A simple trespass can become an agricultural trespass if the land upon which the person trespasses is agricultural or other open land, and if the land is:
- Posted in a manner prescribed by law.
- Posted in a manner reasonably likely to come to the person's attention.
- Fenced or enclosed in a manner designed to exclude trespassers or to confine domestic animals.
- If the intruder was ordered by the owner not to enter or told to leave the property, yet defied the order.
An agricultural trespass offense in Pennsylvania is a misdemeanor of the third degree if the property is posted. It is punishable by imprisonment for up to a year and a fine of at least $250.
If the person refused to follow an order not to enter or to leave the property, the trespass is a misdemeanor of the second degree, punishable by imprisonment for up to two years and a fine of between $500 and $5,000.
Agricultural Biosecurity Area Trespass
If the property entered by the defiant trespasser is an agricultural biosecurity area, the offense could be even more serious. It can be considered an agricultural biosecurity area trespass if there was a posted notice of the measures someone entering should take for biosecurity, and the intruder failed to perform these measures.
Entering a biosecurity area without permission can be charged as a misdemeanor of the third degree. If the person enters with permission but fails to take the precautions required, it is a summary offense.

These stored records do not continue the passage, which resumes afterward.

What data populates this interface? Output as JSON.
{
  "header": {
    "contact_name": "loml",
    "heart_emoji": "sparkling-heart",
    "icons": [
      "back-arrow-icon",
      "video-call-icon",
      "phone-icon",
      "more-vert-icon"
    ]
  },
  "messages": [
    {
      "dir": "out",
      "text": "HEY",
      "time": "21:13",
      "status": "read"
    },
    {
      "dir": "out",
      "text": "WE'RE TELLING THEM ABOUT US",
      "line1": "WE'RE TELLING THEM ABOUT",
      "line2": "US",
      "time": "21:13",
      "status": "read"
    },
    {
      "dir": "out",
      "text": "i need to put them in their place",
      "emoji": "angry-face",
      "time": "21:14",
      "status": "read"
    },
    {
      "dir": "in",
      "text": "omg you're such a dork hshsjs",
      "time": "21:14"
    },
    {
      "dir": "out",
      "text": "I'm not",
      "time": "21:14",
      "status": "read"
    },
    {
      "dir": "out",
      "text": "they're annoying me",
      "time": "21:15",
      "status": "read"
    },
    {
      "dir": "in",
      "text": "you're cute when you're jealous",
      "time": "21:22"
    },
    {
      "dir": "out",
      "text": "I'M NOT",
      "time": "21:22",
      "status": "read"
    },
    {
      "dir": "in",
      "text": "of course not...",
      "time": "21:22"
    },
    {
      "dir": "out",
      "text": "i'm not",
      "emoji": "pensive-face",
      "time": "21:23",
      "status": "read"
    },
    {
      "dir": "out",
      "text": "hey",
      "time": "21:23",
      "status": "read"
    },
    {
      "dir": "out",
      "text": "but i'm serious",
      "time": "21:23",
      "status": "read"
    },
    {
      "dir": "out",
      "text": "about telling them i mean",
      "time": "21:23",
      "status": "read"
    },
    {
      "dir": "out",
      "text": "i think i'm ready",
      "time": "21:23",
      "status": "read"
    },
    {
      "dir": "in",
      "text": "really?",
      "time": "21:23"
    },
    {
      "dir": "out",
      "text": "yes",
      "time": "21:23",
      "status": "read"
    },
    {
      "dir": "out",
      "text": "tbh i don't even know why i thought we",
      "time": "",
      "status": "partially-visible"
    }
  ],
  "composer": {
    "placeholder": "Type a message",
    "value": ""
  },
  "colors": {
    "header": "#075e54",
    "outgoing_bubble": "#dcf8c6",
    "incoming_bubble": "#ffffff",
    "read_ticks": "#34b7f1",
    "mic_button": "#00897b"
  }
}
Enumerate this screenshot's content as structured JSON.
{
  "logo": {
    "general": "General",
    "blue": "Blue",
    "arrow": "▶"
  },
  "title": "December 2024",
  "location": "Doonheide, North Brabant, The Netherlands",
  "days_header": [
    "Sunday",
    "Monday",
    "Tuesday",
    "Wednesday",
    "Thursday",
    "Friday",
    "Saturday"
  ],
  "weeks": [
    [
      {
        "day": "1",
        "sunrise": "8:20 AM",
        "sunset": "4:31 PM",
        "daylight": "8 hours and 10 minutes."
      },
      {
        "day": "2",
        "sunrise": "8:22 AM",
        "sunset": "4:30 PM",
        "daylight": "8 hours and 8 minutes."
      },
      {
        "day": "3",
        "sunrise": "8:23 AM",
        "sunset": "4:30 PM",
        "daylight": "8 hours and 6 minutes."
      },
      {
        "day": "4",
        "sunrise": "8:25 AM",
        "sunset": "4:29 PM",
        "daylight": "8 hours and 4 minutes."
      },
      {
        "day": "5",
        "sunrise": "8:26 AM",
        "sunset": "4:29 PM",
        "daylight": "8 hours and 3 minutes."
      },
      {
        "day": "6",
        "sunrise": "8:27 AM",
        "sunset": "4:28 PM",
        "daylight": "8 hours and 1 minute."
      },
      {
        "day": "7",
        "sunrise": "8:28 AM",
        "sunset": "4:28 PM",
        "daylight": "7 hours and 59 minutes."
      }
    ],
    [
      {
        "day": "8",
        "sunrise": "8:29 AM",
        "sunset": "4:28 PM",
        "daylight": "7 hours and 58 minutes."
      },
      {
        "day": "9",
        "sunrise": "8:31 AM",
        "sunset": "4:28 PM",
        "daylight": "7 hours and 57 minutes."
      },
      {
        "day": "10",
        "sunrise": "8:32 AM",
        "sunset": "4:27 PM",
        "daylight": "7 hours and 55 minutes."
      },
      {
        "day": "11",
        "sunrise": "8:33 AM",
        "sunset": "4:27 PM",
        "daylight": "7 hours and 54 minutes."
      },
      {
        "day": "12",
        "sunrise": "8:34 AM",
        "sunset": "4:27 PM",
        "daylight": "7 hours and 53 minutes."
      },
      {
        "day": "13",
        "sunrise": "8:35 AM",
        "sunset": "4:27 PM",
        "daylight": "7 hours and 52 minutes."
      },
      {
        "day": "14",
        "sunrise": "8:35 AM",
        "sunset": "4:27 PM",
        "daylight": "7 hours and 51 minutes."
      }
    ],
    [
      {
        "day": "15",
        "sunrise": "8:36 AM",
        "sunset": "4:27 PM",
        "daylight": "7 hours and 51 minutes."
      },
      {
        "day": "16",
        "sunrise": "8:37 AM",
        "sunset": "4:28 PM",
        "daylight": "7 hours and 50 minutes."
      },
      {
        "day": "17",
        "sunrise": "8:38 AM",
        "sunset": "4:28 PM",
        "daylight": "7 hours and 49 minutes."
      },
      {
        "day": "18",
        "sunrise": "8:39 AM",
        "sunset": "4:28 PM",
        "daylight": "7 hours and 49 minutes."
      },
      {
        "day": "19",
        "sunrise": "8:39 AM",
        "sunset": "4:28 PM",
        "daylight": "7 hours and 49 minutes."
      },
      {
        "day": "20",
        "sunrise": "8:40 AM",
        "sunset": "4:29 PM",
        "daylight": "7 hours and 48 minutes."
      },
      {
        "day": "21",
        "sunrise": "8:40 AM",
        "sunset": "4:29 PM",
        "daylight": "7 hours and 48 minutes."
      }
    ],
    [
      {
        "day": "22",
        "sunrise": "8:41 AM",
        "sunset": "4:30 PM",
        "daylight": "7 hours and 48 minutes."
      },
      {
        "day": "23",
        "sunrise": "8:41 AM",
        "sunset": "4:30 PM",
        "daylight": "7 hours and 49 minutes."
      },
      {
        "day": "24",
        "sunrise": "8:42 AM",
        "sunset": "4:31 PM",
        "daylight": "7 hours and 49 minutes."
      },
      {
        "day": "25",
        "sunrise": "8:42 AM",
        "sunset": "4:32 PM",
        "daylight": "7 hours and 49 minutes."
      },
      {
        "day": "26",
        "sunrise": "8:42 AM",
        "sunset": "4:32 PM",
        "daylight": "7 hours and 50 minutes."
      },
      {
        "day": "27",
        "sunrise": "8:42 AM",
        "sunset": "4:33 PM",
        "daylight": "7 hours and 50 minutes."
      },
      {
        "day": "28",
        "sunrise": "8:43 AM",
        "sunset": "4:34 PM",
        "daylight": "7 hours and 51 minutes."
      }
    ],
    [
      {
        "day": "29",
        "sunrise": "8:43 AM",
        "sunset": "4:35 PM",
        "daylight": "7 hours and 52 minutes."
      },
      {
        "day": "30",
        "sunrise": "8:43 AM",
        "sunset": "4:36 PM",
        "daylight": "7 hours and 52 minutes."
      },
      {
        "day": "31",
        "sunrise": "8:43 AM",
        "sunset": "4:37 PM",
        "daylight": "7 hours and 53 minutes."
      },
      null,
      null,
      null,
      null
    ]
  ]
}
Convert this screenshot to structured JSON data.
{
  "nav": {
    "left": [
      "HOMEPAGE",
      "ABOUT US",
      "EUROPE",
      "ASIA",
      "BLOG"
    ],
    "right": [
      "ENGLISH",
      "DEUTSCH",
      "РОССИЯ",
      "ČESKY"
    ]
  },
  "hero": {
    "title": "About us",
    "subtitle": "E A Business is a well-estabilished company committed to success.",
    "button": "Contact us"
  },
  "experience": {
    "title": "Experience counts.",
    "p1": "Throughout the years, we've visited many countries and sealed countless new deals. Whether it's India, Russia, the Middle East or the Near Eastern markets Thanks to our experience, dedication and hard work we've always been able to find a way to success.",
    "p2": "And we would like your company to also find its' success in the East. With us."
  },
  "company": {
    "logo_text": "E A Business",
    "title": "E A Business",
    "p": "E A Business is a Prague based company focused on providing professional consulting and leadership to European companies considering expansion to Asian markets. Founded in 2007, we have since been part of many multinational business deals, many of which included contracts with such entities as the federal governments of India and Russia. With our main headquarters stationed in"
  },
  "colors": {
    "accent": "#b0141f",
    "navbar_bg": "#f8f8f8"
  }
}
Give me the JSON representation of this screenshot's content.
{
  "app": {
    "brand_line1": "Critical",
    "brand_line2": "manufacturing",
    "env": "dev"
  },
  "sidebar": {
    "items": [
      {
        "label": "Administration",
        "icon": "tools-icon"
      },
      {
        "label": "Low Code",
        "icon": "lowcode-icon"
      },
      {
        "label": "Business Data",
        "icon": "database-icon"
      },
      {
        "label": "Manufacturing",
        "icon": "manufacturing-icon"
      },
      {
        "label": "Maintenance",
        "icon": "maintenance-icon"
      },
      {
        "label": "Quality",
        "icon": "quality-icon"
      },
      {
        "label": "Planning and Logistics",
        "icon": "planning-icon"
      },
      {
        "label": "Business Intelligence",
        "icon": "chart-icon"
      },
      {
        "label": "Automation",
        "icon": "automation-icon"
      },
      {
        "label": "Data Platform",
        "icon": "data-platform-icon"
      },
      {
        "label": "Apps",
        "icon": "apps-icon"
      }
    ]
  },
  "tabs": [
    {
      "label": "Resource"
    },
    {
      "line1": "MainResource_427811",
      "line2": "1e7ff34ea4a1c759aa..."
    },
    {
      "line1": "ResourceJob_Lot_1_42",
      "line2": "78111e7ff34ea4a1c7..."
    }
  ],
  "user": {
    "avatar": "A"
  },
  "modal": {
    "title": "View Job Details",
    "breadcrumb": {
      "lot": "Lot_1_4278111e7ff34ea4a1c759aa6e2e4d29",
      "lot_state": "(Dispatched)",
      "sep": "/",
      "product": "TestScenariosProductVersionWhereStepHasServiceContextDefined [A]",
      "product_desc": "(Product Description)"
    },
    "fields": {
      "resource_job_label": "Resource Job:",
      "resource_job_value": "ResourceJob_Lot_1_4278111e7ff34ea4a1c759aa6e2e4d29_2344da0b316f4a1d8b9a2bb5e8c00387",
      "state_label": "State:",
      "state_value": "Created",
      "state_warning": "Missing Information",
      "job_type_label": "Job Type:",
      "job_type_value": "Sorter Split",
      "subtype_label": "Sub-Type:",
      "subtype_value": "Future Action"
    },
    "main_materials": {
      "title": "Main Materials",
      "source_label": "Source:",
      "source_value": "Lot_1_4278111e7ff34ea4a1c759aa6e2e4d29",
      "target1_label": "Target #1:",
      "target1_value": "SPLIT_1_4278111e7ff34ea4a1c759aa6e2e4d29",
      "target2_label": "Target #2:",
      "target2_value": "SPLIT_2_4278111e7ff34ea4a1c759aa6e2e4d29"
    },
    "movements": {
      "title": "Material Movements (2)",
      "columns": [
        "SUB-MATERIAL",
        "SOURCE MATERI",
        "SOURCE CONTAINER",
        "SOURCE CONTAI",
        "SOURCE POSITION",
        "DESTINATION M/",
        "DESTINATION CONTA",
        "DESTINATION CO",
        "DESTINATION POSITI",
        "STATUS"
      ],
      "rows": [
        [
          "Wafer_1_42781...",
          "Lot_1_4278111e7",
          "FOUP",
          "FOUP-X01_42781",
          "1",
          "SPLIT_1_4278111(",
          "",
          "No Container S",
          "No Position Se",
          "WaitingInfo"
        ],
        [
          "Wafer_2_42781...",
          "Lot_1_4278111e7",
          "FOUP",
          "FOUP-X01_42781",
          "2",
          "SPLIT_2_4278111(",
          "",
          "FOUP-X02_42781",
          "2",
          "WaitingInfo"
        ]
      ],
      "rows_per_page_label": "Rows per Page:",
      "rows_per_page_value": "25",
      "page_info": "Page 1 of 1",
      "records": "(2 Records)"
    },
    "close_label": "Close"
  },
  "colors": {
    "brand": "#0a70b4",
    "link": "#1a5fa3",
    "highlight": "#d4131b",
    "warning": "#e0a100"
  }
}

However, if the trespasser's entry injures an animal or a plant in the agricultural biosecurity area, the offense is a misdemeanor of the first degree.
What Constitutes Notice to a Trespasser?
In Pennsylvania, a property owner can provide notice against trespassing in any of several ways. It can be provided directly when the owner or their agent tells the person not to enter or tells them to leave, once they have entered. The owner can also give the trespasser direct written notice by handing them a letter warning the trespasser not to enter the property.
But it is also possible in Pennsylvania to provide notice by fencing the property in a way that is designed to keep people out. This might be a stone wall or a fence of wood or wire, or any similar structure.
Giving Notice via No Trespassing Sign
Posting a "no trespassing" or "trespassing forbidden" sign on the property is another method a Pennsylvania property owner can employ to give notice to potential trespassers.
While some states specify the size, design and content of an effective no-trespass sign, Pennsylvania does not. Rather, the code simply requires that the notice is posted “in a manner prescribed by law or reasonably likely to come to the attention of intruders.”
Note that it is not necessary that the sign list the name of the property owner, or even specify the property lines. The owner does not need to put their signature on the sign. A property owner can simply make or buy a sign that states: “No Trespassing,” “Keep Out” or “Private Property.” The sign should be large enough that a trespasser is likely to see it and placed in an area where trespassers coming onto the property are likely to see it.
Purple Paint Markings
The purple paint law is a relatively new law that gives landowners yet another method of giving a trespasser notice. This law allows property owners to provide legal notice against trespass by painting purple marks on their trees or posts no more than 100 feet apart.
The markings must be in stripes, at least 8 inches long and 1 inch wide, positioned between 3 and 5 feet from the ground. The homeowner must use one of the commercially available purple “No Hunting” paints.
Teo Spengler earned a J.D. from U.C. Berkeley's Boalt Hall. As an Assistant Attorney General in Juneau, she practiced before the Alaska Supreme Court and the U.S. Supreme Court before opening a plaintiff's personal injury practice in San Francisco. She holds both an M.A. and an M.F.A in creative writing and enjoys writing legal blogs and articles. Her work has appeared in numerous online publications including USA Today, Legal Zoom, eHow Business, Livestrong, SF Gate, Go Banking Rates, Arizona Central, Houston Chronicle, Navy Federal Credit Union, Pearson, Quicken.com, TurboTax.com, and numerous attorney websites. Spengler splits her time between the French Basque Country and Northern California.